Twenty-two people who are serving lengthy federal prison terms for drug offenses will be out from behind bars this summer, after President Obama reduced their sentences on Tuesday.
Seven of the people had been sentenced to life in prison, and some have already served more than two decades behind bars.
The White House says the release of the 22 prisoners is in line with the shorter sentences attached to drug offenses under today's laws.
“Had they been sentenced under current laws and policies, many of these individuals would have already served their time and paid their debt to society,” a White House blog post reads.
Tuesday’s announcement follows the President's renewed focus on improving the criminal justice system in his second term.

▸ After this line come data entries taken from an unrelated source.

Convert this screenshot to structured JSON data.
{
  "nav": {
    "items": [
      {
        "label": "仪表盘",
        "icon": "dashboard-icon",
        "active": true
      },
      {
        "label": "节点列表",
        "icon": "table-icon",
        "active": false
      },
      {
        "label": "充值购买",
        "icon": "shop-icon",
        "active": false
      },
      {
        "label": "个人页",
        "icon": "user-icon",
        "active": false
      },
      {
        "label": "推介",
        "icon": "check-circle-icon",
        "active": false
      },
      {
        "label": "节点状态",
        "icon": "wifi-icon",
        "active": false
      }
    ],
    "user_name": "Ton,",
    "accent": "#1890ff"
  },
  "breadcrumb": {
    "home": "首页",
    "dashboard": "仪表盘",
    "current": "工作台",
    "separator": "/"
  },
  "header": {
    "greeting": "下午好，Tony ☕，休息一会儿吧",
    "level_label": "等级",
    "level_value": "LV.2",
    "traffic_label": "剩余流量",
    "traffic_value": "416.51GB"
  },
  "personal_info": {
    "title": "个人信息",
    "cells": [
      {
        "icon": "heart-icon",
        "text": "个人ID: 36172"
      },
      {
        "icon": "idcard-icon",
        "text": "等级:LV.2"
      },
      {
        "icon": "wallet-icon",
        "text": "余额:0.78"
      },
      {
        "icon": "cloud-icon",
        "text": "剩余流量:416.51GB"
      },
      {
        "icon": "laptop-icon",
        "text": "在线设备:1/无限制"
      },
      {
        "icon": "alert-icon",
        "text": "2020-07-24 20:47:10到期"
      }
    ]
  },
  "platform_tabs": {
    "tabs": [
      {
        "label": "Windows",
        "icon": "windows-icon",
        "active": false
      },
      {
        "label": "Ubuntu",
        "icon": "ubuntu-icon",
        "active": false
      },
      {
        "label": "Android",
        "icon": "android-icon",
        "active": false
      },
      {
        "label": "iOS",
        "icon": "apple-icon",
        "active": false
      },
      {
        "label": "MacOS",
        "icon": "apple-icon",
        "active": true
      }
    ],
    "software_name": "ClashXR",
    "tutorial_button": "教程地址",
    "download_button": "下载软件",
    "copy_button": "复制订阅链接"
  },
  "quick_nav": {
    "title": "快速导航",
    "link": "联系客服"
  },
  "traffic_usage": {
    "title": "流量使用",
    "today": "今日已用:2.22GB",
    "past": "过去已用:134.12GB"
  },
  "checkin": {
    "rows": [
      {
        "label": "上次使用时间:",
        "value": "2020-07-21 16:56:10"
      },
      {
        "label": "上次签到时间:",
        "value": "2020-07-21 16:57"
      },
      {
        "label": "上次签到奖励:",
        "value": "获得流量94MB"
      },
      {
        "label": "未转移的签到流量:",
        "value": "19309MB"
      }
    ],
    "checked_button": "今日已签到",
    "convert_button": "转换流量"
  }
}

Last year, Obama's Justice Department launched an initiative to identify candidates for clemency if they met certain criteria, including non-violent drug offenders who have spent at least a decade behind bars for their crimes.
The President sent a letter to each of the people who will soon be released. The letter reads in part: "I am granting your application because you have demonstrated the potential to turn your life around. Now it is up to you to make the most of this opportunity."
The letter continues, "I believe in your ability to prove the doubters wrong."
Julie Stewart, president of the Washington-based organization Families Against Mandatory Minimum Sentences (FAMM), hailed the decision to release the prisoners, saying, “President Obama is making good on his promise to use the powers granted him by the Constitution to provide relief for federal prisoners serving excessively long mandatory minimum sentences.”
“We hope and expect to see more commutations granted through the end of his term,” she added in a statement.
One of the 22 federal prisoners who will be released in July is Donel Marcus Clark, a member of FAMM who has been in prison for more than 20 years for his involvement in a nonviolent drug conspiracy.
The latest round of sentence reduction, formally known as commutations, brings Obama’s total tally of early releases to 43. That’s more commutations than Presidents Reagan, George H.W. Bush, and George W. Bush combined, though still not as many as granted by President Clinton.
P.S. Ruckman, a professor of political science and editor of a blog on the pardon power, tells TIME that Obama's action on Tuesday is a sign the president is being thoughtful about issuing pardons.
“I would call it smart pardoning,” P.S. Ruckman tells TIME. “When you look at this, it looks like there’s a thought process behind it and that’s refreshing. It would restore faith in pardons if we had more of that.”